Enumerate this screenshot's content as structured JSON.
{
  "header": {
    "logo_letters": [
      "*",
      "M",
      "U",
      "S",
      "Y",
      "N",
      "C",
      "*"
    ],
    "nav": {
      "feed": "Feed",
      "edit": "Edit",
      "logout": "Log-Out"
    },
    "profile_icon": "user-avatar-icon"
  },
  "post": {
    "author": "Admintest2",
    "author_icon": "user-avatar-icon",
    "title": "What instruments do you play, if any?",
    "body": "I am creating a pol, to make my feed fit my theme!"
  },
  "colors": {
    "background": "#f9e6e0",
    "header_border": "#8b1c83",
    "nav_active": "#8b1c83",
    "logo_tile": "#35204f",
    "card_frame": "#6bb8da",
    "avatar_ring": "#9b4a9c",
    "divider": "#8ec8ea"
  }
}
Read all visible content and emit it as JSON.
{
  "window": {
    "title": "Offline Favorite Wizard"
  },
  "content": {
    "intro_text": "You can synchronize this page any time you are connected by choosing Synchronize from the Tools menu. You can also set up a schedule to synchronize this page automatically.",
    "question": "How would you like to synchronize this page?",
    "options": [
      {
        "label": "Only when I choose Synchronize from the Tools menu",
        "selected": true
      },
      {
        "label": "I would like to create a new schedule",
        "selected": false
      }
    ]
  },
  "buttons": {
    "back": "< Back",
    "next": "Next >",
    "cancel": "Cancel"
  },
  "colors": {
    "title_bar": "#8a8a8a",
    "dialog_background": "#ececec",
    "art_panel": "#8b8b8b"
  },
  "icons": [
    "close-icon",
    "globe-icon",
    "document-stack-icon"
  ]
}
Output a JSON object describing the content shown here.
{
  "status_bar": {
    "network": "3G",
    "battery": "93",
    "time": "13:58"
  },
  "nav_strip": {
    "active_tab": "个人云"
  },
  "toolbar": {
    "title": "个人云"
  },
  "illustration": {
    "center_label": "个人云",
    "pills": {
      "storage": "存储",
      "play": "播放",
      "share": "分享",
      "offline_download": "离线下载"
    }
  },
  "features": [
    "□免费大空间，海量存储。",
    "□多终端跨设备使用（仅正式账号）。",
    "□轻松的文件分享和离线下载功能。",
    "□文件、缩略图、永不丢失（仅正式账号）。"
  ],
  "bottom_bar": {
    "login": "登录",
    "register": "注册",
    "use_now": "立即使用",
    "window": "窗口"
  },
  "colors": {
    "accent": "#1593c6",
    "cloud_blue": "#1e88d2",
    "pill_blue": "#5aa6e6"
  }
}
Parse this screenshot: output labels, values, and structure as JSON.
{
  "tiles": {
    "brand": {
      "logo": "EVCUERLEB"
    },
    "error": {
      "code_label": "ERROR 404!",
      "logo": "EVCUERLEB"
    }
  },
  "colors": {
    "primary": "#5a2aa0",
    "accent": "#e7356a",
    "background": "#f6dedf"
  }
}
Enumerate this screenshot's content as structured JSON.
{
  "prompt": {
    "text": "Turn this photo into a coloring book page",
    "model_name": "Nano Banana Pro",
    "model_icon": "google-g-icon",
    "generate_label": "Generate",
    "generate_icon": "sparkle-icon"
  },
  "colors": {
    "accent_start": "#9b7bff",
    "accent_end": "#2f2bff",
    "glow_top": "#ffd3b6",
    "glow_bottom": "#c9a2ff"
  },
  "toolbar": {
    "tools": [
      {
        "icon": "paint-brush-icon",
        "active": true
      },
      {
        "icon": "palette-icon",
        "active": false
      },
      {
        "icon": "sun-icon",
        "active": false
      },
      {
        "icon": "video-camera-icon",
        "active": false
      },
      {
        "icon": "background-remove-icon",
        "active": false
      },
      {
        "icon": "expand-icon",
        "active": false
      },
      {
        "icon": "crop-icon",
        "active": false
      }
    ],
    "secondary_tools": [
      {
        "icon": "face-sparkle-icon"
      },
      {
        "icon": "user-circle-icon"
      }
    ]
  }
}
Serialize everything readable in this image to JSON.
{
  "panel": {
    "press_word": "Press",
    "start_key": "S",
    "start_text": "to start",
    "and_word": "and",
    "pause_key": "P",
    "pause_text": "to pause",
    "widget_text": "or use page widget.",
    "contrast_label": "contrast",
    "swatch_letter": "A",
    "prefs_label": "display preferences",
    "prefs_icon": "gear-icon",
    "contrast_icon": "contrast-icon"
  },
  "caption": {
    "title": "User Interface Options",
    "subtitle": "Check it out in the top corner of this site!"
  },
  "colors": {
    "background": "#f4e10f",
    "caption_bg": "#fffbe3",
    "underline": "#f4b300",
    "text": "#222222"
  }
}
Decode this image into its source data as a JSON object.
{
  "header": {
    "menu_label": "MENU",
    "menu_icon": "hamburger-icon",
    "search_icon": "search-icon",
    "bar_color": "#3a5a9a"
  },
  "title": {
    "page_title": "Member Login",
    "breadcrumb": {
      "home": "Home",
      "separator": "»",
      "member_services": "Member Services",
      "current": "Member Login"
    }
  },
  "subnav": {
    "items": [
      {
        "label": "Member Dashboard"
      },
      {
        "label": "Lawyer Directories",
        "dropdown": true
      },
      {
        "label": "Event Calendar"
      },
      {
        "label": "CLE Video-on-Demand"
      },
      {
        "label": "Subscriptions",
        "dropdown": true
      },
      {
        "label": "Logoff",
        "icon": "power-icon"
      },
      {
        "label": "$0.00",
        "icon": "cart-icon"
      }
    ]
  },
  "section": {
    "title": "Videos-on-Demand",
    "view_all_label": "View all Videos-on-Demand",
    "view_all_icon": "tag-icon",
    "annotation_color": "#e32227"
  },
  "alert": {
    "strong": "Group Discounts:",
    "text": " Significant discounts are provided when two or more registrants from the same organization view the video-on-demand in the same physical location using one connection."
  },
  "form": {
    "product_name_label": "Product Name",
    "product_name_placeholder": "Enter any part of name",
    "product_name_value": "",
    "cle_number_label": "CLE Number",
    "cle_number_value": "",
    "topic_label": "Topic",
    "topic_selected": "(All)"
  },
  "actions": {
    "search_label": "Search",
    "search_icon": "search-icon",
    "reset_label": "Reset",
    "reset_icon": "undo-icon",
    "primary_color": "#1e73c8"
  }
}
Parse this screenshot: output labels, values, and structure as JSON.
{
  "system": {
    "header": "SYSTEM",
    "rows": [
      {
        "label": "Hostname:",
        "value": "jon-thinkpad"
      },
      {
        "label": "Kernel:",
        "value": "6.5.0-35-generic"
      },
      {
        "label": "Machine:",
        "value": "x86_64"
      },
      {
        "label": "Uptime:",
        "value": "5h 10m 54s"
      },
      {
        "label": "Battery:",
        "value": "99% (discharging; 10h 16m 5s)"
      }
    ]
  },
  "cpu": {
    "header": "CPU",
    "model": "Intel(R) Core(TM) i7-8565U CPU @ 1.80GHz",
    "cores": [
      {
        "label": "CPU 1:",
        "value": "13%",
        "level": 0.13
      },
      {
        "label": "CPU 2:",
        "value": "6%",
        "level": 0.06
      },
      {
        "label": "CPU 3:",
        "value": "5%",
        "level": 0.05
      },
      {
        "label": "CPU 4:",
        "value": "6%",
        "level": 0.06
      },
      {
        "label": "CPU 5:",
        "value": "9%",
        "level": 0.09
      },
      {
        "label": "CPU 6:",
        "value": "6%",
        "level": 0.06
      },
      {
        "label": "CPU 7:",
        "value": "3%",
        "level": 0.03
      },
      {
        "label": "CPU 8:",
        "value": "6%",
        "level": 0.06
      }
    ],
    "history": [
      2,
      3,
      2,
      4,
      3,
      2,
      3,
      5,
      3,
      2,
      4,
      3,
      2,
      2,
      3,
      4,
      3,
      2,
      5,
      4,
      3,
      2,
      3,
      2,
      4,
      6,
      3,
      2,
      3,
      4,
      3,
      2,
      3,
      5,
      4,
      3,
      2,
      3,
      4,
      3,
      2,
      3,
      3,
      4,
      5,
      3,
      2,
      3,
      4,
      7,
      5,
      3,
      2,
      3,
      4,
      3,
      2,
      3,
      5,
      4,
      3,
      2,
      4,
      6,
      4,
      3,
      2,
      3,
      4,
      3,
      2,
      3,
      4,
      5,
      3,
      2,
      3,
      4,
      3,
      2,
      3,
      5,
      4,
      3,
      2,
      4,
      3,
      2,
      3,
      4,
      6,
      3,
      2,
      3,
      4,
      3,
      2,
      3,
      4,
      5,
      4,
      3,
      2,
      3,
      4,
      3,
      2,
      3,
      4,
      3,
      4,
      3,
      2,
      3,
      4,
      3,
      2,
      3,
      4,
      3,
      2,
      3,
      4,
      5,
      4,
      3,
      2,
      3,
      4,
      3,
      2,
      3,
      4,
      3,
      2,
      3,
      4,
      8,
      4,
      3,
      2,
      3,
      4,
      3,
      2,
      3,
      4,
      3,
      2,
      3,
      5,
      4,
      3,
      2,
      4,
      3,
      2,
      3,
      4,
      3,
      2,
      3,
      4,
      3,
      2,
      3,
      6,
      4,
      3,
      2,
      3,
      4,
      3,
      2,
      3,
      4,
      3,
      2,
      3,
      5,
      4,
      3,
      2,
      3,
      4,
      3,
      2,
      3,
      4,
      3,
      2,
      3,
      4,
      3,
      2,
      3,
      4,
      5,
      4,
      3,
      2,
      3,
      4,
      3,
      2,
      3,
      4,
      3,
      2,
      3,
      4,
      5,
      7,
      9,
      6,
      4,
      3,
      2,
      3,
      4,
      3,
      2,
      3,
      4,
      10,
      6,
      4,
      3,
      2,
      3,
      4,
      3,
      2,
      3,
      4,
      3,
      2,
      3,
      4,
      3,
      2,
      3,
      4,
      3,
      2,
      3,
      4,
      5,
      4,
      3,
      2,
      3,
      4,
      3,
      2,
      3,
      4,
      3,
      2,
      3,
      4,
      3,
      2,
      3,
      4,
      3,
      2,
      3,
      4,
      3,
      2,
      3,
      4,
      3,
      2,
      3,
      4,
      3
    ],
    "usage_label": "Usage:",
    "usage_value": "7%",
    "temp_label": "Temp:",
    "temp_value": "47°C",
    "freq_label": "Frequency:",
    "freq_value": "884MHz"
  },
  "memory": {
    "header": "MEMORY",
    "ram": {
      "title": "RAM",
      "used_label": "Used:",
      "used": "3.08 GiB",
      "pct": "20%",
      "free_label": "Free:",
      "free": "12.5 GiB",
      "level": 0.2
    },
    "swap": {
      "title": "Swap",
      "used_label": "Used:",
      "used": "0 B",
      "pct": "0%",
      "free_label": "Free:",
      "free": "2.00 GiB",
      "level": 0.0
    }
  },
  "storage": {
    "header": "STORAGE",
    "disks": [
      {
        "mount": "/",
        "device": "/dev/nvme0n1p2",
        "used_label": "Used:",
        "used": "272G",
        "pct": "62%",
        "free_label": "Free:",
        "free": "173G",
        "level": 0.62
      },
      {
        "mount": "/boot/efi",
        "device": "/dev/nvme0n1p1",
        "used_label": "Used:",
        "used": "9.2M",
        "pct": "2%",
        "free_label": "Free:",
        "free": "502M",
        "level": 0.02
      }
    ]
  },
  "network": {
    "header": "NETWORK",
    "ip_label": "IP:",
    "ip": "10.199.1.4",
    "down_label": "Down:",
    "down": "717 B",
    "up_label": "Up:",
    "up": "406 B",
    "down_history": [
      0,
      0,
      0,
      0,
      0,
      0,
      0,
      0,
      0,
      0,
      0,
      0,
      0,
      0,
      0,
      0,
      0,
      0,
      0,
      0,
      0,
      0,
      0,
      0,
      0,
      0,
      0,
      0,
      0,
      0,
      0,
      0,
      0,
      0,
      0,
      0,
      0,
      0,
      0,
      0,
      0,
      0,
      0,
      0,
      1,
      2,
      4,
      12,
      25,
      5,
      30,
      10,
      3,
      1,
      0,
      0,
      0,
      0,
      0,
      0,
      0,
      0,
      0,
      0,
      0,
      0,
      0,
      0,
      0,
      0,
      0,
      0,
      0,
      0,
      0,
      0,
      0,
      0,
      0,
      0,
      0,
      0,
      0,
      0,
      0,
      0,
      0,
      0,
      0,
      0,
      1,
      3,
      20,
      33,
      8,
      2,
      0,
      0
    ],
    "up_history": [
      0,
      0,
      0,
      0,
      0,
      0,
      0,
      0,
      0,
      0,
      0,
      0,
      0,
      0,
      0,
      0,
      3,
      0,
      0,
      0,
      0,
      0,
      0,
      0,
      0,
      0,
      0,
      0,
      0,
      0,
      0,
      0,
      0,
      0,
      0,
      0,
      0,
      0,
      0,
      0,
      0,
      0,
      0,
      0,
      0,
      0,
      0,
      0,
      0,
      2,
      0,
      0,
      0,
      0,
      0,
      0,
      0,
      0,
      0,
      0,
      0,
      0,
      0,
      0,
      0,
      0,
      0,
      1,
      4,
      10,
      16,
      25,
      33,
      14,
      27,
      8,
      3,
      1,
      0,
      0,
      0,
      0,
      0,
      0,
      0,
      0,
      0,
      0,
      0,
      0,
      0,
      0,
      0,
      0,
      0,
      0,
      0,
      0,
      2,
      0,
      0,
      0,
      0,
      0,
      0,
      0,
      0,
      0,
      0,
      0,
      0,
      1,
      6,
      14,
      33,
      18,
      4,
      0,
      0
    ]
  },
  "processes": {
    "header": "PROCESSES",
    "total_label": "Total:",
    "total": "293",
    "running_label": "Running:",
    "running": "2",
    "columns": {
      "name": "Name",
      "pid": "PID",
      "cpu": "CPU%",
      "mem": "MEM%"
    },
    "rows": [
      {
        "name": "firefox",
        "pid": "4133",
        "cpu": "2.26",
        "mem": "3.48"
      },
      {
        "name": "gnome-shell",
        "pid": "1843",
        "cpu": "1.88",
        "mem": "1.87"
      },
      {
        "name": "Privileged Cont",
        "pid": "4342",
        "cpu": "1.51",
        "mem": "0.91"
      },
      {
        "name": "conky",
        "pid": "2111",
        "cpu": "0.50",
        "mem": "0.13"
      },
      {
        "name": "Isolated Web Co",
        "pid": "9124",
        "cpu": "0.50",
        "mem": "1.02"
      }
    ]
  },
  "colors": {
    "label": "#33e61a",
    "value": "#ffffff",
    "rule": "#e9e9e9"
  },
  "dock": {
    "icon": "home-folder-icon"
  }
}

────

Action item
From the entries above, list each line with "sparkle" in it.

Solution to this exercise
    "generate_icon": "sparkle-icon"
        "icon": "face-sparkle-icon"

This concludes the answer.